Even in the most aggressive scenario, it would be years before any companies start plying the waters of the Atlantic and Pacific. But low oil prices would likely deter any bold moves into unknown areas.

Odds are that little to no oil is produced in most of the proposed areas of the Atlantic and Pacific for a very long time, if ever.

By Nick Cunningham, Oilprice.com

More Top Reads From Oilprice.com:

Download The Free Oilprice App Today

Back to homepage

Trending Discussions

Leave a comment
  • Colin on January 08 2018 said:
    Always amazes me that in the Land of the Free they ban offshore drilling on 90% of the continental shelf, while here in Europe we practically subsidize it.
  • Paul on January 08 2018 said:
    Introducing new acreage for development improves the outlook for the poor and middle class American families in coming decades because crude oil can no longer be used as a weapon of economic destruction and manipulation by foreign adversaries of the USA.

    Energy jobs are high paying jobs. Shale oil and economic activity surrounding the extraction and monetization and taxation of the resources is solely responsible for the economic growth - achieved from 2009-2014.

    The housing bubble remember was set up to transfer wealth from the masses to the few. Banks received taxpayer funded bailouts, while homeowners were foreclosed upon. This was all planned in advance.

    The same was true with allowing the US to become so extremely reliant upon foreign corporate governments to supply our citizens and businesses with transportation fuel and heat for our homes.

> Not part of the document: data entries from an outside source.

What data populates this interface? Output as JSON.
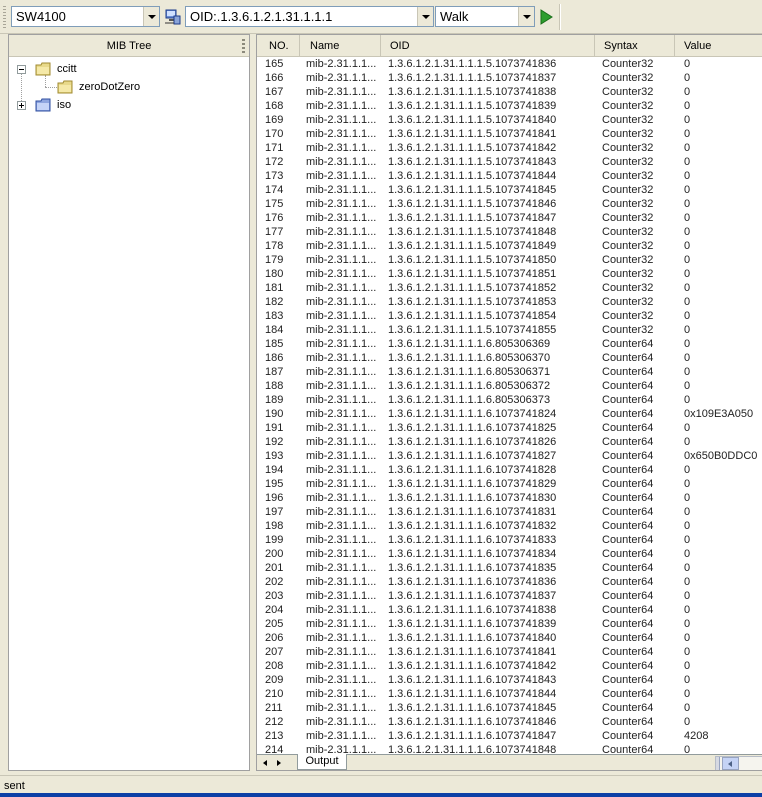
{
  "toolbar": {
    "device": "SW4100",
    "oid": "OID:.1.3.6.1.2.1.31.1.1.1",
    "operation": "Walk"
  },
  "mib_tree": {
    "title": "MIB Tree",
    "nodes": [
      {
        "label": "ccitt"
      },
      {
        "label": "zeroDotZero"
      },
      {
        "label": "iso"
      }
    ]
  },
  "grid": {
    "columns": [
      "NO.",
      "Name",
      "OID",
      "Syntax",
      "Value"
    ],
    "rows": [
      [
        "165",
        "mib-2.31.1.1...",
        "1.3.6.1.2.1.31.1.1.1.5.1073741836",
        "Counter32",
        "0"
      ],
      [
        "166",
        "mib-2.31.1.1...",
        "1.3.6.1.2.1.31.1.1.1.5.1073741837",
        "Counter32",
        "0"
      ],
      [
        "167",
        "mib-2.31.1.1...",
        "1.3.6.1.2.1.31.1.1.1.5.1073741838",
        "Counter32",
        "0"
      ],
      [
        "168",
        "mib-2.31.1.1...",
        "1.3.6.1.2.1.31.1.1.1.5.1073741839",
        "Counter32",
        "0"
      ],
      [
        "169",
        "mib-2.31.1.1...",
        "1.3.6.1.2.1.31.1.1.1.5.1073741840",
        "Counter32",
        "0"
      ],
      [
        "170",
        "mib-2.31.1.1...",
        "1.3.6.1.2.1.31.1.1.1.5.1073741841",
        "Counter32",
        "0"
      ],
      [
        "171",
        "mib-2.31.1.1...",
        "1.3.6.1.2.1.31.1.1.1.5.1073741842",
        "Counter32",
        "0"
      ],
      [
        "172",
        "mib-2.31.1.1...",
        "1.3.6.1.2.1.31.1.1.1.5.1073741843",
        "Counter32",
        "0"
      ],
      [
        "173",
        "mib-2.31.1.1...",
        "1.3.6.1.2.1.31.1.1.1.5.1073741844",
        "Counter32",
        "0"
      ],
      [
        "174",
        "mib-2.31.1.1...",
        "1.3.6.1.2.1.31.1.1.1.5.1073741845",
        "Counter32",
        "0"
      ],
      [
        "175",
        "mib-2.31.1.1...",
        "1.3.6.1.2.1.31.1.1.1.5.1073741846",
        "Counter32",
        "0"
      ],
      [
        "176",
        "mib-2.31.1.1...",
        "1.3.6.1.2.1.31.1.1.1.5.1073741847",
        "Counter32",
        "0"
      ],
      [
        "177",
        "mib-2.31.1.1...",
        "1.3.6.1.2.1.31.1.1.1.5.1073741848",
        "Counter32",
        "0"
      ],
      [
        "178",
        "mib-2.31.1.1...",
        "1.3.6.1.2.1.31.1.1.1.5.1073741849",
        "Counter32",
        "0"
      ],
      [
        "179",
        "mib-2.31.1.1...",
        "1.3.6.1.2.1.31.1.1.1.5.1073741850",
        "Counter32",
        "0"
      ],
      [
        "180",
        "mib-2.31.1.1...",
        "1.3.6.1.2.1.31.1.1.1.5.1073741851",
        "Counter32",
        "0"
      ],
      [
        "181",
        "mib-2.31.1.1...",
        "1.3.6.1.2.1.31.1.1.1.5.1073741852",
        "Counter32",
        "0"
      ],
      [
        "182",
        "mib-2.31.1.1...",
        "1.3.6.1.2.1.31.1.1.1.5.1073741853",
        "Counter32",
        "0"
      ],
      [
        "183",
        "mib-2.31.1.1...",
        "1.3.6.1.2.1.31.1.1.1.5.1073741854",
        "Counter32",
        "0"
      ],
      [
        "184",
        "mib-2.31.1.1...",
        "1.3.6.1.2.1.31.1.1.1.5.1073741855",
        "Counter32",
        "0"
      ],
      [
        "185",
        "mib-2.31.1.1...",
        "1.3.6.1.2.1.31.1.1.1.6.805306369",
        "Counter64",
        "0"
      ],
      [
        "186",
        "mib-2.31.1.1...",
        "1.3.6.1.2.1.31.1.1.1.6.805306370",
        "Counter64",
        "0"
      ],
      [
        "187",
        "mib-2.31.1.1...",
        "1.3.6.1.2.1.31.1.1.1.6.805306371",
        "Counter64",
        "0"
      ],
      [
        "188",
        "mib-2.31.1.1...",
        "1.3.6.1.2.1.31.1.1.1.6.805306372",
        "Counter64",
        "0"
      ],
      [
        "189",
        "mib-2.31.1.1...",
        "1.3.6.1.2.1.31.1.1.1.6.805306373",
        "Counter64",
        "0"
      ],
      [
        "190",
        "mib-2.31.1.1...",
        "1.3.6.1.2.1.31.1.1.1.6.1073741824",
        "Counter64",
        "0x109E3A050"
      ],
      [
        "191",
        "mib-2.31.1.1...",
        "1.3.6.1.2.1.31.1.1.1.6.1073741825",
        "Counter64",
        "0"
      ],
      [
        "192",
        "mib-2.31.1.1...",
        "1.3.6.1.2.1.31.1.1.1.6.1073741826",
        "Counter64",
        "0"
      ],
      [
        "193",
        "mib-2.31.1.1...",
        "1.3.6.1.2.1.31.1.1.1.6.1073741827",
        "Counter64",
        "0x650B0DDC0"
      ],
      [
        "194",
        "mib-2.31.1.1...",
        "1.3.6.1.2.1.31.1.1.1.6.1073741828",
        "Counter64",
        "0"
      ],
      [
        "195",
        "mib-2.31.1.1...",
        "1.3.6.1.2.1.31.1.1.1.6.1073741829",
        "Counter64",
        "0"
      ],
      [
        "196",
        "mib-2.31.1.1...",
        "1.3.6.1.2.1.31.1.1.1.6.1073741830",
        "Counter64",
        "0"
      ],
      [
        "197",
        "mib-2.31.1.1...",
        "1.3.6.1.2.1.31.1.1.1.6.1073741831",
        "Counter64",
        "0"
      ],
      [
        "198",
        "mib-2.31.1.1...",
        "1.3.6.1.2.1.31.1.1.1.6.1073741832",
        "Counter64",
        "0"
      ],
      [
        "199",
        "mib-2.31.1.1...",
        "1.3.6.1.2.1.31.1.1.1.6.1073741833",
        "Counter64",
        "0"
      ],
      [
        "200",
        "mib-2.31.1.1...",
        "1.3.6.1.2.1.31.1.1.1.6.1073741834",
        "Counter64",
        "0"
      ],
      [
        "201",
        "mib-2.31.1.1...",
        "1.3.6.1.2.1.31.1.1.1.6.1073741835",
        "Counter64",
        "0"
      ],
      [
        "202",
        "mib-2.31.1.1...",
        "1.3.6.1.2.1.31.1.1.1.6.1073741836",
        "Counter64",
        "0"
      ],
      [
        "203",
        "mib-2.31.1.1...",
        "1.3.6.1.2.1.31.1.1.1.6.1073741837",
        "Counter64",
        "0"
      ],
      [
        "204",
        "mib-2.31.1.1...",
        "1.3.6.1.2.1.31.1.1.1.6.1073741838",
        "Counter64",
        "0"
      ],
      [
        "205",
        "mib-2.31.1.1...",
        "1.3.6.1.2.1.31.1.1.1.6.1073741839",
        "Counter64",
        "0"
      ],
      [
        "206",
        "mib-2.31.1.1...",
        "1.3.6.1.2.1.31.1.1.1.6.1073741840",
        "Counter64",
        "0"
      ],
      [
        "207",
        "mib-2.31.1.1...",
        "1.3.6.1.2.1.31.1.1.1.6.1073741841",
        "Counter64",
        "0"
      ],
      [
        "208",
        "mib-2.31.1.1...",
        "1.3.6.1.2.1.31.1.1.1.6.1073741842",
        "Counter64",
        "0"
      ],
      [
        "209",
        "mib-2.31.1.1...",
        "1.3.6.1.2.1.31.1.1.1.6.1073741843",
        "Counter64",
        "0"
      ],
      [
        "210",
        "mib-2.31.1.1...",
        "1.3.6.1.2.1.31.1.1.1.6.1073741844",
        "Counter64",
        "0"
      ],
      [
        "211",
        "mib-2.31.1.1...",
        "1.3.6.1.2.1.31.1.1.1.6.1073741845",
        "Counter64",
        "0"
      ],
      [
        "212",
        "mib-2.31.1.1...",
        "1.3.6.1.2.1.31.1.1.1.6.1073741846",
        "Counter64",
        "0"
      ],
      [
        "213",
        "mib-2.31.1.1...",
        "1.3.6.1.2.1.31.1.1.1.6.1073741847",
        "Counter64",
        "4208"
      ],
      [
        "214",
        "mib-2.31.1.1...",
        "1.3.6.1.2.1.31.1.1.1.6.1073741848",
        "Counter64",
        "0"
      ]
    ]
  },
  "tabs": {
    "output": "Output"
  },
  "status": {
    "text": "sent"
  },
  "colors": {
    "accent": "#0c3fa6",
    "run_green": "#2e9e2e"
  },
  "icons": [
    "network-icon",
    "run-icon",
    "folder-icon"
  ]
}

Leave a comment

Oilprice - The No. 1 Source for Oil & Energy News